This workshop was worked out by Mike Burrows and translated in French by Christophe Keromen. In this workshop, each team had to communicate to link up each Kanban founding principle and each core practice to the 9 Kanban values. The purpose of this exercise lies in the fact that each principle can be linked to several Kanban values. Through discussions and exchanges the team should choose which -according to their opinion- is the predominant value for each element. Then we’ve been thinking about the practical case of one team member to determine which 3 values he should work on first according to his own specific issues. At last, each team built its graphic presentation of the 9 Kanban values. Down below you can see maps drawn by the teams:





The following day, I went on alternating between sessions and talks with my colleagues. I especially liked talking with Stéphane Langlois about recruitment 3.0 (i.e. recruitment at the era of management 3.0).


This year the MIX-IT offered a random session just at the end of lunch break. Several sessions at the same time not described in the program and where participants were randomly splitted up. It’s a real challenge for speakers who have to captivate an audience who didn’t choose to come and listen to them.
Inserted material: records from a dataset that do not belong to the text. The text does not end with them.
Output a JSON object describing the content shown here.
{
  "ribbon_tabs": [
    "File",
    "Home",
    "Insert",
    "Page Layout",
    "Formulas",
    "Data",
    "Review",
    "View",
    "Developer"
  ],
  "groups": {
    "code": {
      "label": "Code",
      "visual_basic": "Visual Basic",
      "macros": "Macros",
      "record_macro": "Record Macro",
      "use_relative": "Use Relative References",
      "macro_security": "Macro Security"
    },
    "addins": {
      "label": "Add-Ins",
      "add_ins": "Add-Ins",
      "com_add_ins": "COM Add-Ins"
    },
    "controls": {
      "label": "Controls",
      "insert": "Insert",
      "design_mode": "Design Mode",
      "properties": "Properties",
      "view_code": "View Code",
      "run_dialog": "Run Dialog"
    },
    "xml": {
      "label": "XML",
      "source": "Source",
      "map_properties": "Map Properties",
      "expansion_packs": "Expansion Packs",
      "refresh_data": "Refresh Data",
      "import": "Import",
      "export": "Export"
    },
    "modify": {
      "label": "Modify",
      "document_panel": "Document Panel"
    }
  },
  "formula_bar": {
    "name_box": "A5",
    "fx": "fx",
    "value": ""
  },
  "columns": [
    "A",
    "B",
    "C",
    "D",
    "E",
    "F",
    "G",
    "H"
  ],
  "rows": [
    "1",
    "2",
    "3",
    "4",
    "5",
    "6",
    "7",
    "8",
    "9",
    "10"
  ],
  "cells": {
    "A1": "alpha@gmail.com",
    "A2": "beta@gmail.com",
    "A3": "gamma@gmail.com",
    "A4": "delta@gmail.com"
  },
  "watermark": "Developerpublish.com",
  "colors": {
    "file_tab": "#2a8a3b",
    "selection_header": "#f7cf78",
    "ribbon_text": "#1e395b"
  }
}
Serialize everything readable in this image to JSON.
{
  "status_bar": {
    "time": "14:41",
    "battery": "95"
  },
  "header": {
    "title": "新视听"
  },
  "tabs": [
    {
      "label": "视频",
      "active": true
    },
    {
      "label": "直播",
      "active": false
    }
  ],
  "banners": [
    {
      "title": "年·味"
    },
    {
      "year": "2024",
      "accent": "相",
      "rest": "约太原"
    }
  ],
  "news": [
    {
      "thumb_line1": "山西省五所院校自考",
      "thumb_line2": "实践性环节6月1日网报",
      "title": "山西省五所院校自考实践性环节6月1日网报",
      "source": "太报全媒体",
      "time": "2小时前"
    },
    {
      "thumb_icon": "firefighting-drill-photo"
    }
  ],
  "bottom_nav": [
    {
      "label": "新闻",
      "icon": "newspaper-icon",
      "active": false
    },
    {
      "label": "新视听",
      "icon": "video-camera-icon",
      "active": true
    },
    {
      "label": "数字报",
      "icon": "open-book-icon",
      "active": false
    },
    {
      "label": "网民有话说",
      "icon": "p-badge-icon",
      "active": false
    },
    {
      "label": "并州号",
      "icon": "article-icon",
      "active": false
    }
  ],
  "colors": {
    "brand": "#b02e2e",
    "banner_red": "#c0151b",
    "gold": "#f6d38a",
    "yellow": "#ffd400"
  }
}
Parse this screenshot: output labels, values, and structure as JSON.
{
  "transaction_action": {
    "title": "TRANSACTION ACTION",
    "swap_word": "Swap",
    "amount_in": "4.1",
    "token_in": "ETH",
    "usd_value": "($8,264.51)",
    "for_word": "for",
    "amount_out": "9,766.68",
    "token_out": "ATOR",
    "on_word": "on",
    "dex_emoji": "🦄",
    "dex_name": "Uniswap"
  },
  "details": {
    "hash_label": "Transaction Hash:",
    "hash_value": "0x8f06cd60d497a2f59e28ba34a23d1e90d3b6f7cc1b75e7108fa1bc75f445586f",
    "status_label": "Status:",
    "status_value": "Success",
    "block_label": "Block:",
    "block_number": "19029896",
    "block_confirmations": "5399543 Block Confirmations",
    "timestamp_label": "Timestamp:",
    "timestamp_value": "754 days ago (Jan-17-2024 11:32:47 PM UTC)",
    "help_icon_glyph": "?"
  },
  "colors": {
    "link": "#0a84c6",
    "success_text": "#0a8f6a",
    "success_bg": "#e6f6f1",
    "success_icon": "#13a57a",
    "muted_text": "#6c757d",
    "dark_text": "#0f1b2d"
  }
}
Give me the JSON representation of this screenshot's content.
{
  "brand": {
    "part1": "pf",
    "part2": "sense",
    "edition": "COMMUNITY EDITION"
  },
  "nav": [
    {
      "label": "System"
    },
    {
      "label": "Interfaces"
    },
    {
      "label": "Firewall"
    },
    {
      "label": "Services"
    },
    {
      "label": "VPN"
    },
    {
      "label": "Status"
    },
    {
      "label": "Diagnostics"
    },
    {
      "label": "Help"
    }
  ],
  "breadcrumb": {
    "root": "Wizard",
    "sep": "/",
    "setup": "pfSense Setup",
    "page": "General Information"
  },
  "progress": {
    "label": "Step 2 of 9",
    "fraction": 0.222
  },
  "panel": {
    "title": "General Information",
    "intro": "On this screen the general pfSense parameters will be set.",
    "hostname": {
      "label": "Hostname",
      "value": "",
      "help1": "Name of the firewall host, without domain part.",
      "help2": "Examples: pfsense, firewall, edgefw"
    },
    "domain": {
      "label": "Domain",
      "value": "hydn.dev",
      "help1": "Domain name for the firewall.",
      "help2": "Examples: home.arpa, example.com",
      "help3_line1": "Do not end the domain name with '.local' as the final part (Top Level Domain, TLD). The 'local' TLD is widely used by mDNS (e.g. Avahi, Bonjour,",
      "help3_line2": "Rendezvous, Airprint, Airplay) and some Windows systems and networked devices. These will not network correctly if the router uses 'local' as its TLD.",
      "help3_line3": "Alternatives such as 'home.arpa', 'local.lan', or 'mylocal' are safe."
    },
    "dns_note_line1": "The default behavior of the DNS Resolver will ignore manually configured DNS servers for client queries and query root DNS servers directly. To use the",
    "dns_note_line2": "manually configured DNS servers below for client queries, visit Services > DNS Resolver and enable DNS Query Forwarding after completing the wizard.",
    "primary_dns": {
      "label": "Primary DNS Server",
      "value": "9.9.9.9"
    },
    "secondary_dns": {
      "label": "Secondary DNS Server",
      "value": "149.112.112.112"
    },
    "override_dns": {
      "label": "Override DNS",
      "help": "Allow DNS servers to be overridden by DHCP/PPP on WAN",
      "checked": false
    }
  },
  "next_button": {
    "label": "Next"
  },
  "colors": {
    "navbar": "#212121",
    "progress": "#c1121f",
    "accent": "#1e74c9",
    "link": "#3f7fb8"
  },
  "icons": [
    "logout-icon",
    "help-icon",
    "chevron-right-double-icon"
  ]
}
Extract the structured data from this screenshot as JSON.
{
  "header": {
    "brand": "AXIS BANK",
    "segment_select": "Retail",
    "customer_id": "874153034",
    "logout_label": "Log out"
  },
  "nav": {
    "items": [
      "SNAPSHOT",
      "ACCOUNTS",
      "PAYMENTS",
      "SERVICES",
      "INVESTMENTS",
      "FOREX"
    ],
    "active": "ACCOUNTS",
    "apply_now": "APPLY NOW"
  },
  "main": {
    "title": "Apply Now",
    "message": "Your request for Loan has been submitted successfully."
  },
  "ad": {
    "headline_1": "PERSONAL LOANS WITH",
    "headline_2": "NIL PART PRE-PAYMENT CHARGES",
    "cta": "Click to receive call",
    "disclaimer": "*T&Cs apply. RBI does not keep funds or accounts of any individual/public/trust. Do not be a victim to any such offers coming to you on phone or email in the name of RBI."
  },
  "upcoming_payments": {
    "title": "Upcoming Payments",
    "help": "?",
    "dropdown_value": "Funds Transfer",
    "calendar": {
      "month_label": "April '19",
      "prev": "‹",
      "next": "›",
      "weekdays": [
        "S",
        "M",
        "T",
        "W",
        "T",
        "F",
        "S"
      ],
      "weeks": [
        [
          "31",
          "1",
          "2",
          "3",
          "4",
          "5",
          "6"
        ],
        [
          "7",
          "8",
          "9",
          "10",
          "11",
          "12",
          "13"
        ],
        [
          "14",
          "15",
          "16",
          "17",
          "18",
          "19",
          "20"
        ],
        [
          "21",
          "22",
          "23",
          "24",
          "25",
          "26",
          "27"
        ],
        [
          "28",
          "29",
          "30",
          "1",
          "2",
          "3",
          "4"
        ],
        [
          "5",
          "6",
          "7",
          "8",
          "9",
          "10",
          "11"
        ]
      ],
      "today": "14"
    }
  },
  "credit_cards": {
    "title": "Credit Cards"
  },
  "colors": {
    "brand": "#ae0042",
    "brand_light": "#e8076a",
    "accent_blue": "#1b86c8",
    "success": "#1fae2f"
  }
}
For participants, it’s a way to broaden their perspectives while discovering a topic they ignore or know little about. As for me, I attended a session about software kraftmanship meant to explain why setting up practices about code quality should not be considered as a pool of costs but rather as an investment bearing its fruit in the medium term.


I ended my MIX-IT 2016 by the workshop of Romain Vignessans motivation pas d’action ! [without motivation no action!]. It’s a workshop using the serious game Moving Motivators from Jurgen Appelo exploring intrinsic motivation factors. Romain gave us some solutions to identify our own main motivation factors. For example, here are mine classified in order of importance (the most important is on the right).




We have also seen that beyond knowing our own motivation factors, it was interesting to share these motivation factors with the team and to deduce the motivation factors of the team. This enables to ease collaboration, but also recruitment and integration of newcomers. For example, if a team ranking first “Order” recruits a person whose important factor is “Freedom”, it’s good to identify it at the soonest and talk about it. A solution could be, for example, to set up rules defining the area of autonomy for each person. Thus, we can please everyone.

'I finished this workshop with many ideas
and even today I find new situations to use it!
In short a workshop with a high ROTI for me ?'


That’s how ended my MIX-IT 2016. On my way back in the train I felt replete. I was tired, but it was a nice tiredness. I had spent two days well filled in, talking with people I really like and discovered more. I learnt many things, I expanded my facilitation and management toolbox! And furthermore I had a great time. I look forward to go back next year and to be sure to get the right to go back I’m already thinking about the topic I could present!


Kuzzle Team

Related posts